* DATA LISTING *
::::::

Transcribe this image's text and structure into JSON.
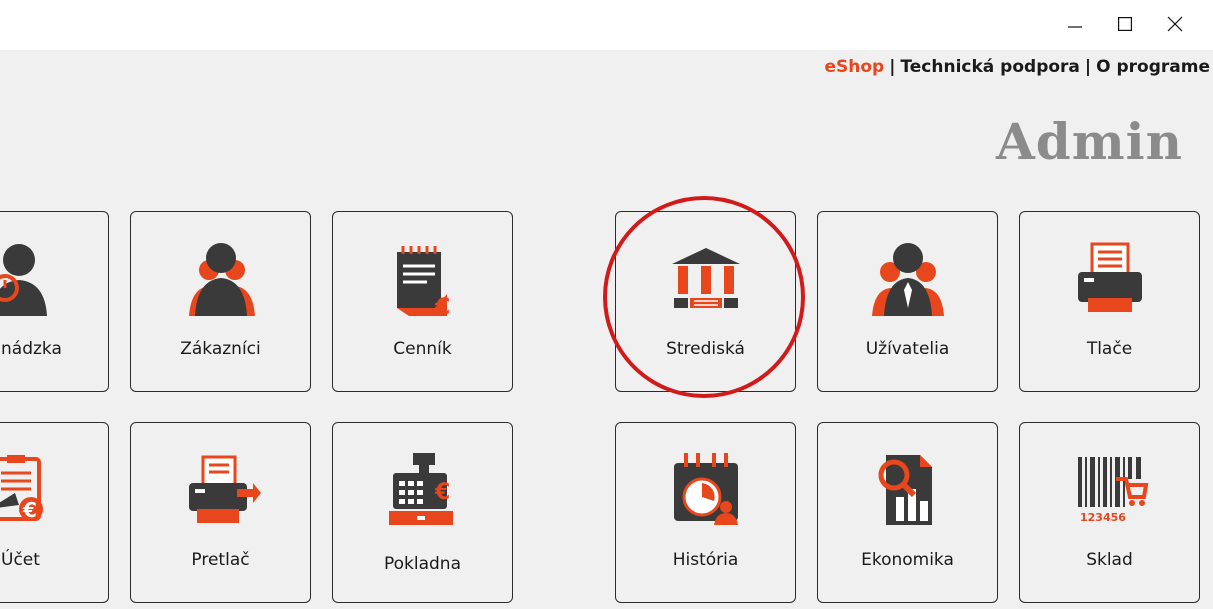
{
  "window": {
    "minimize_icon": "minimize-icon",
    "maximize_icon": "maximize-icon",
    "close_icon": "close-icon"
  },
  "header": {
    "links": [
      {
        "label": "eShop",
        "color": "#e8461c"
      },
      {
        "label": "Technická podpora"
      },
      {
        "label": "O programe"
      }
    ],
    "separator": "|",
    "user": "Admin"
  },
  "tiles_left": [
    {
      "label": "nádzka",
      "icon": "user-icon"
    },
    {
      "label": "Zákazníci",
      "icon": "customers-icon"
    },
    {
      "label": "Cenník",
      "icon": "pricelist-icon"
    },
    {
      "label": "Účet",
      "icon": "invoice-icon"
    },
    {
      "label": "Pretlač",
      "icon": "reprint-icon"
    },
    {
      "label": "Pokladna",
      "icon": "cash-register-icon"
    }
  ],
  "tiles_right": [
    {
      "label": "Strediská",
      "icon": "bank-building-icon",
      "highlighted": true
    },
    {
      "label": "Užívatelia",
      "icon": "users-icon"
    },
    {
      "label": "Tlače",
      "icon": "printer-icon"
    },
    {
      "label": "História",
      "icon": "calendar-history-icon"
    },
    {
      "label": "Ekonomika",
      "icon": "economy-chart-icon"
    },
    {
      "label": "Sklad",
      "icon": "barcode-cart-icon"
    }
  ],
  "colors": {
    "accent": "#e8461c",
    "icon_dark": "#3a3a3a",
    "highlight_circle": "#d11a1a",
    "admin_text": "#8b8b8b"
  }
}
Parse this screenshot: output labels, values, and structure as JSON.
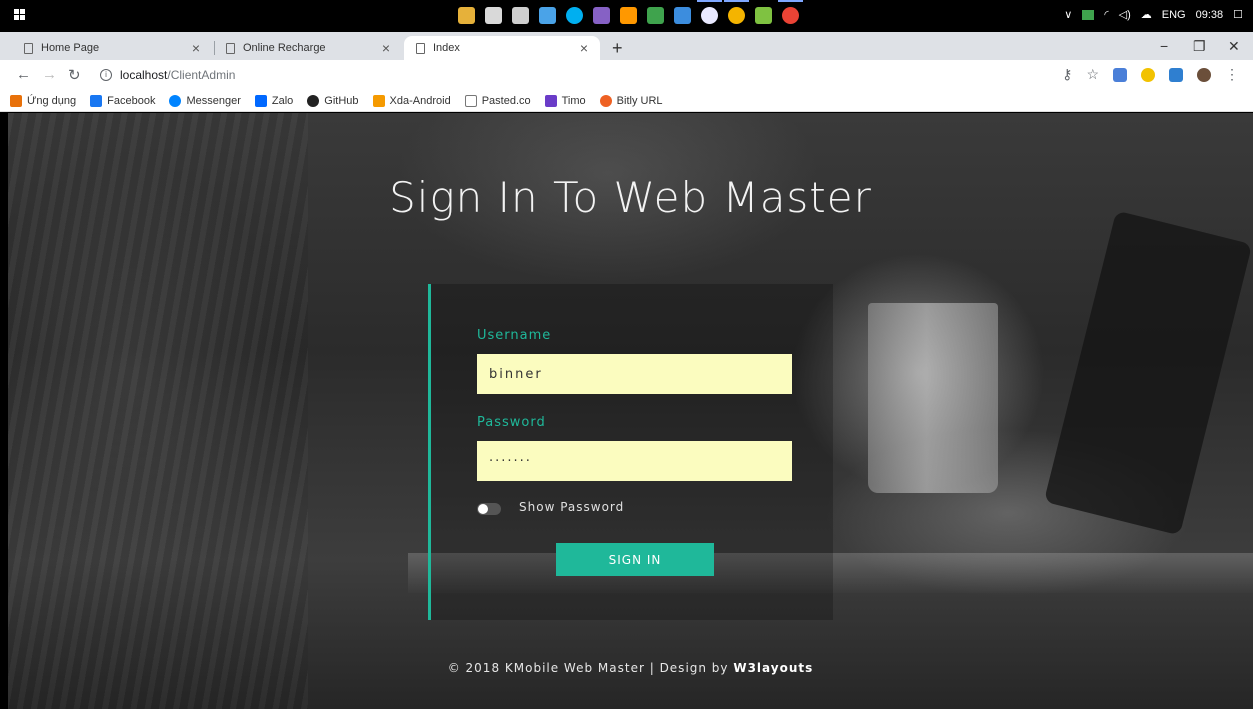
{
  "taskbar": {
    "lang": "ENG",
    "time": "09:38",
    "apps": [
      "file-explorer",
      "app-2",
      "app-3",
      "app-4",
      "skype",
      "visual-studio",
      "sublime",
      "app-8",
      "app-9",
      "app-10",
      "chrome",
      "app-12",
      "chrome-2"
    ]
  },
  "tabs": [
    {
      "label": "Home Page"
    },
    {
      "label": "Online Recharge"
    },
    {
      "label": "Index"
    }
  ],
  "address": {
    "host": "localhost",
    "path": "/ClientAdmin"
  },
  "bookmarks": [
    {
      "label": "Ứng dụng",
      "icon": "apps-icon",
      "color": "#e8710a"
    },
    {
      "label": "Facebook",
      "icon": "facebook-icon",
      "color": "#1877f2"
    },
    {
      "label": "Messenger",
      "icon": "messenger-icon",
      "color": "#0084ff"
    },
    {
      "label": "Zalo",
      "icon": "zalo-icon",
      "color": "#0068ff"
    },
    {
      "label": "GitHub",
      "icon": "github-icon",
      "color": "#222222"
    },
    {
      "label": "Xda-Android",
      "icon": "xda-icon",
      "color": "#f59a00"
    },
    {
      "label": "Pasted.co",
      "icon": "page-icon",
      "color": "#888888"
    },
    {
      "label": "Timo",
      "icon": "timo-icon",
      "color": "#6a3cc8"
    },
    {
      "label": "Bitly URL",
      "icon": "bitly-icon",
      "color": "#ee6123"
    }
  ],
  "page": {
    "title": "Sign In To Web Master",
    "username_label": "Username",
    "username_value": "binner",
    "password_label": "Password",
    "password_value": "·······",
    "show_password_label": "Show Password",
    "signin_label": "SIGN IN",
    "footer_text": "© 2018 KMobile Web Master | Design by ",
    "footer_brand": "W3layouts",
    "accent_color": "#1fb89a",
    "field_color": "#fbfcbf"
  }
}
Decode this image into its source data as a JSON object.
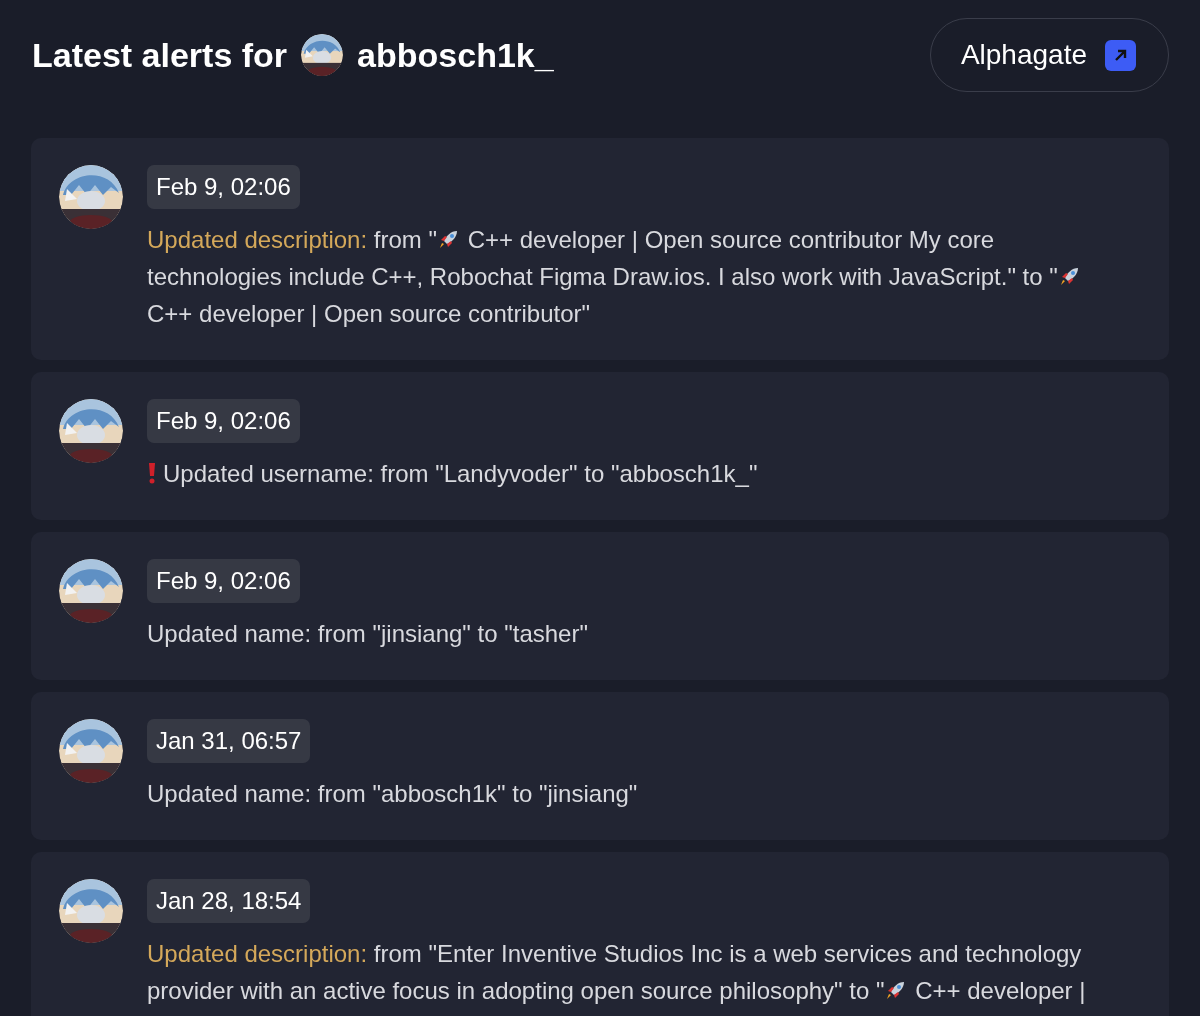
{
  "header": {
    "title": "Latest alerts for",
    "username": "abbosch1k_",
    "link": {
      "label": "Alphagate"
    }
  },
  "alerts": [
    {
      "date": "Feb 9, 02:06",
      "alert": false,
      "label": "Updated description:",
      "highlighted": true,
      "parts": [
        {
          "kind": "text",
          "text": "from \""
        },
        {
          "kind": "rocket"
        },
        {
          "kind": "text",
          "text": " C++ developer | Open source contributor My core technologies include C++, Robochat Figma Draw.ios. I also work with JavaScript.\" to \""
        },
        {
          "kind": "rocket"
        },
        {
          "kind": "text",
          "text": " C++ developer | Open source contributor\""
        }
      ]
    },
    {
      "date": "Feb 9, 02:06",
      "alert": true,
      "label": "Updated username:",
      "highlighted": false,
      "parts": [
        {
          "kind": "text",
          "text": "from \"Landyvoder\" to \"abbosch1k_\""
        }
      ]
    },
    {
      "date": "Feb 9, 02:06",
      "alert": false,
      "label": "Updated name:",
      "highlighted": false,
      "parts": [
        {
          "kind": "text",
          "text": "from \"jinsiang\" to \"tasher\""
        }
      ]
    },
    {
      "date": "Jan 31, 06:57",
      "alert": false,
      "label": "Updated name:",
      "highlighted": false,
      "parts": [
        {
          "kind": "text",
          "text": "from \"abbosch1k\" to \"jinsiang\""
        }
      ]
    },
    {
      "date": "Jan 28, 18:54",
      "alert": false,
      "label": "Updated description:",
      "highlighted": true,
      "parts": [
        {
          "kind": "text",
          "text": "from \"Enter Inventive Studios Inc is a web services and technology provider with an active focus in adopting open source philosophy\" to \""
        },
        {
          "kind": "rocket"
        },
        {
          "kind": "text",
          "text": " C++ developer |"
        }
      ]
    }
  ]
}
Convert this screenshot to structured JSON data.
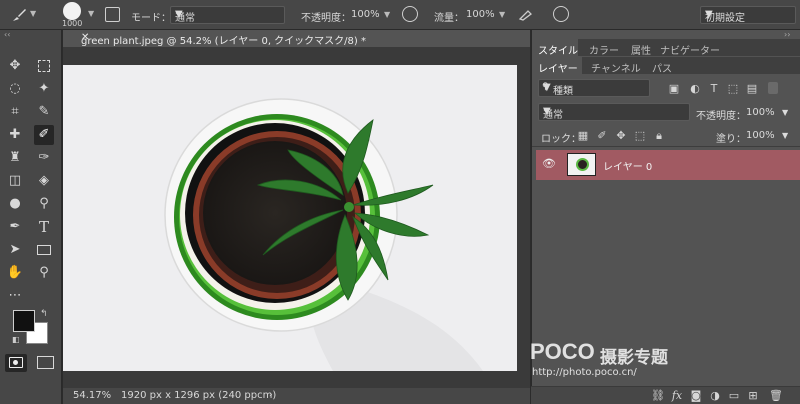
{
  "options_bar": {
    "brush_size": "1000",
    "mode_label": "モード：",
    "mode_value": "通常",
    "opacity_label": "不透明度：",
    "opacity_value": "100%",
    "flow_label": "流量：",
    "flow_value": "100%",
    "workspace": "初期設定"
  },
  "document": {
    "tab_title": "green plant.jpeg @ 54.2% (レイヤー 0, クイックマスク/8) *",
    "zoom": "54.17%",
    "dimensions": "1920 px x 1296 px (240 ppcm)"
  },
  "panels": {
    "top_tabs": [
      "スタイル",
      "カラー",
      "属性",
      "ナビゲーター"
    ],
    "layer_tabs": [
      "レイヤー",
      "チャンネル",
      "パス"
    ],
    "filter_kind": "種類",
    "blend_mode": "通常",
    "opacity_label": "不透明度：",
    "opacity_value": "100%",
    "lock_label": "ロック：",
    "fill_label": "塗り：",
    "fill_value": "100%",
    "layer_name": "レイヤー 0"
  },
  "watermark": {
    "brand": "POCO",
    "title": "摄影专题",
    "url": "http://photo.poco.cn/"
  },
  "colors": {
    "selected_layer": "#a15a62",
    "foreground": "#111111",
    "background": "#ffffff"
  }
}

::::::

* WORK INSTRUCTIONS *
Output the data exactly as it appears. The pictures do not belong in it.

* TASK OUTPUT *
Transcribe this image's text and structure into JSON.
{
  "window": {
    "minimize_icon": "minimize-icon",
    "maximize_icon": "maximize-icon",
    "close_icon": "close-icon"
  },
  "header": {
    "links": [
      {
        "label": "eShop",
        "color": "#e8461c"
      },
      {
        "label": "Technická podpora"
      },
      {
        "label": "O programe"
      }
    ],
    "separator": "|",
    "user": "Admin"
  },
  "tiles_left": [
    {
      "label": "nádzka",
      "icon": "user-icon"
    },
    {
      "label": "Zákazníci",
      "icon": "customers-icon"
    },
    {
      "label": "Cenník",
      "icon": "pricelist-icon"
    },
    {
      "label": "Účet",
      "icon": "invoice-icon"
    },
    {
      "label": "Pretlač",
      "icon": "reprint-icon"
    },
    {
      "label": "Pokladna",
      "icon": "cash-register-icon"
    }
  ],
  "tiles_right": [
    {
      "label": "Strediská",
      "icon": "bank-building-icon",
      "highlighted": true
    },
    {
      "label": "Užívatelia",
      "icon": "users-icon"
    },
    {
      "label": "Tlače",
      "icon": "printer-icon"
    },
    {
      "label": "História",
      "icon": "calendar-history-icon"
    },
    {
      "label": "Ekonomika",
      "icon": "economy-chart-icon"
    },
    {
      "label": "Sklad",
      "icon": "barcode-cart-icon"
    }
  ],
  "colors": {
    "accent": "#e8461c",
    "icon_dark": "#3a3a3a",
    "highlight_circle": "#d11a1a",
    "admin_text": "#8b8b8b"
  }
}
Parse this screenshot: output labels, values, and structure as JSON.
{
  "taskbar": {
    "lang": "ENG",
    "time": "09:38",
    "apps": [
      "file-explorer",
      "app-2",
      "app-3",
      "app-4",
      "skype",
      "visual-studio",
      "sublime",
      "app-8",
      "app-9",
      "app-10",
      "chrome",
      "app-12",
      "chrome-2"
    ]
  },
  "tabs": [
    {
      "label": "Home Page"
    },
    {
      "label": "Online Recharge"
    },
    {
      "label": "Index"
    }
  ],
  "address": {
    "host": "localhost",
    "path": "/ClientAdmin"
  },
  "bookmarks": [
    {
      "label": "Ứng dụng",
      "icon": "apps-icon",
      "color": "#e8710a"
    },
    {
      "label": "Facebook",
      "icon": "facebook-icon",
      "color": "#1877f2"
    },
    {
      "label": "Messenger",
      "icon": "messenger-icon",
      "color": "#0084ff"
    },
    {
      "label": "Zalo",
      "icon": "zalo-icon",
      "color": "#0068ff"
    },
    {
      "label": "GitHub",
      "icon": "github-icon",
      "color": "#222222"
    },
    {
      "label": "Xda-Android",
      "icon": "xda-icon",
      "color": "#f59a00"
    },
    {
      "label": "Pasted.co",
      "icon": "page-icon",
      "color": "#888888"
    },
    {
      "label": "Timo",
      "icon": "timo-icon",
      "color": "#6a3cc8"
    },
    {
      "label": "Bitly URL",
      "icon": "bitly-icon",
      "color": "#ee6123"
    }
  ],
  "page": {
    "title": "Sign In To Web Master",
    "username_label": "Username",
    "username_value": "binner",
    "password_label": "Password",
    "password_value": "·······",
    "show_password_label": "Show Password",
    "signin_label": "SIGN IN",
    "footer_text": "© 2018 KMobile Web Master | Design by ",
    "footer_brand": "W3layouts",
    "accent_color": "#1fb89a",
    "field_color": "#fbfcbf"
  }
}
Decode this image into its source data as a JSON object.
{
  "header": {
    "title": "Latest alerts for",
    "username": "abbosch1k_",
    "link": {
      "label": "Alphagate"
    }
  },
  "alerts": [
    {
      "date": "Feb 9, 02:06",
      "alert": false,
      "label": "Updated description:",
      "highlighted": true,
      "parts": [
        {
          "kind": "text",
          "text": "from \""
        },
        {
          "kind": "rocket"
        },
        {
          "kind": "text",
          "text": " C++ developer | Open source contributor My core technologies include C++, Robochat Figma Draw.ios. I also work with JavaScript.\" to \""
        },
        {
          "kind": "rocket"
        },
        {
          "kind": "text",
          "text": " C++ developer | Open source contributor\""
        }
      ]
    },
    {
      "date": "Feb 9, 02:06",
      "alert": true,
      "label": "Updated username:",
      "highlighted": false,
      "parts": [
        {
          "kind": "text",
          "text": "from \"Landyvoder\" to \"abbosch1k_\""
        }
      ]
    },
    {
      "date": "Feb 9, 02:06",
      "alert": false,
      "label": "Updated name:",
      "highlighted": false,
      "parts": [
        {
          "kind": "text",
          "text": "from \"jinsiang\" to \"tasher\""
        }
      ]
    },
    {
      "date": "Jan 31, 06:57",
      "alert": false,
      "label": "Updated name:",
      "highlighted": false,
      "parts": [
        {
          "kind": "text",
          "text": "from \"abbosch1k\" to \"jinsiang\""
        }
      ]
    },
    {
      "date": "Jan 28, 18:54",
      "alert": false,
      "label": "Updated description:",
      "highlighted": true,
      "parts": [
        {
          "kind": "text",
          "text": "from \"Enter Inventive Studios Inc is a web services and technology provider with an active focus in adopting open source philosophy\" to \""
        },
        {
          "kind": "rocket"
        },
        {
          "kind": "text",
          "text": " C++ developer |"
        }
      ]
    }
  ]
}
Convert this screenshot to structured JSON data.
{
  "options_bar": {
    "brush_size": "1000",
    "mode_label": "モード：",
    "mode_value": "通常",
    "opacity_label": "不透明度：",
    "opacity_value": "100%",
    "flow_label": "流量：",
    "flow_value": "100%",
    "workspace": "初期設定"
  },
  "document": {
    "tab_title": "green plant.jpeg @ 54.2% (レイヤー 0, クイックマスク/8) *",
    "zoom": "54.17%",
    "dimensions": "1920 px x 1296 px (240 ppcm)"
  },
  "panels": {
    "top_tabs": [
      "スタイル",
      "カラー",
      "属性",
      "ナビゲーター"
    ],
    "layer_tabs": [
      "レイヤー",
      "チャンネル",
      "パス"
    ],
    "filter_kind": "種類",
    "blend_mode": "通常",
    "opacity_label": "不透明度：",
    "opacity_value": "100%",
    "lock_label": "ロック：",
    "fill_label": "塗り：",
    "fill_value": "100%",
    "layer_name": "レイヤー 0"
  },
  "watermark": {
    "brand": "POCO",
    "title": "摄影专题",
    "url": "http://photo.poco.cn/"
  },
  "colors": {
    "selected_layer": "#a15a62",
    "foreground": "#111111",
    "background": "#ffffff"
  }
}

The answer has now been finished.